The road to Brazil and the 2014 FIFA World Cup begins in the Slovenian capital Ljubljana for Switzerland and Ottmar Hitzfeld does not need reminding how important it is to start on the right note.
The Swiss national team – nicknamed Nati – have never reached the finals of a major tournament after losing their opening qualifier and Friday's opponents Slovenia, who surprisingly qualified for South Africa two summers ago, represent a significant threat in Group E. "Slovenia were drawn out of pot two," said Hitzfeld. "They are a very strong footballing side and can shift the play quickly. It's a difficult task but we are aiming for all three points."
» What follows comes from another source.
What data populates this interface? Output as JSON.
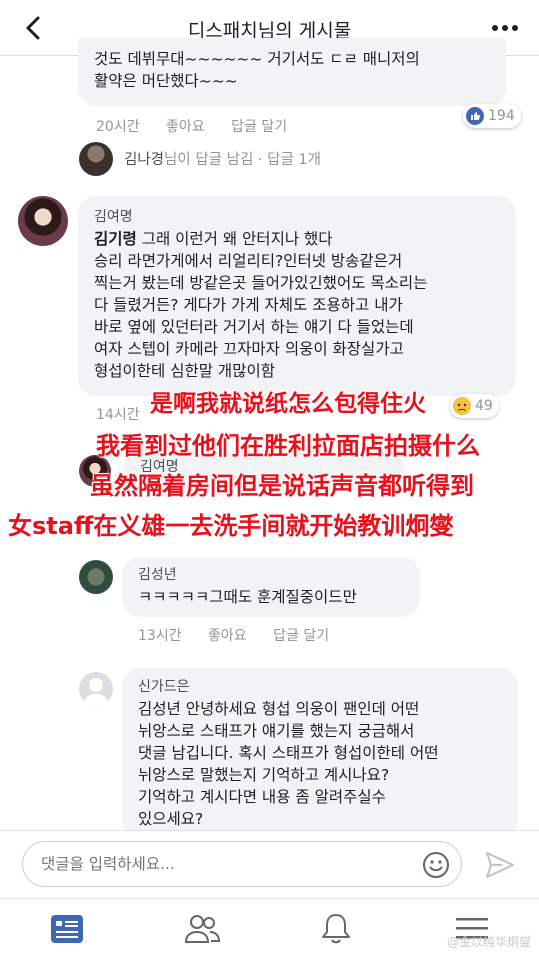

An air of confidence surrounds the Swiss camp following their 4-2 friendly win against Croatia in Split last month. It is an assuredness born from the fact that for the first time in a while they have an established starting XI – Hitzfeld has put his stamp on the team. Valon Behrami and Gökhan Inler provide cover for a solid back five, while going forward there is a distinctively German cadence: Xherdan Shaqiri, Granit Xhaka, Tranquillo Barnetta and striker Eren Derdiyok all play in the Bundesliga. "We have a lot of quality in attack," said the 63-year-old German coach.
To many observers, Switzerland have a lot of quality throughout their squad and there is a real sense of anticipation in the country as people plan their summer holidays for 2014 – despite the side's failure to get to UEFA EURO 2012. "People call me over and say: 'We want to be in Brazil, you have to make it happen,'" Hitzfeld said. "We simply must fulfil the dream of thousands of Swiss football fans.
"Our goal is to win the group. We want to qualify directly and we have the confidence to do so." Hitzfeld would not be Hitzfeld if he did not add the caveat that "it will be tough". Just how tough – from a group also containing Norway, Iceland, Cyprus and Albania – may become clearer in Ljubljana on Friday, but with Switzerland having beaten Germany and then Croatia in recent months hopes are high.
©UEFA.com 1998-2017. All rights reserved.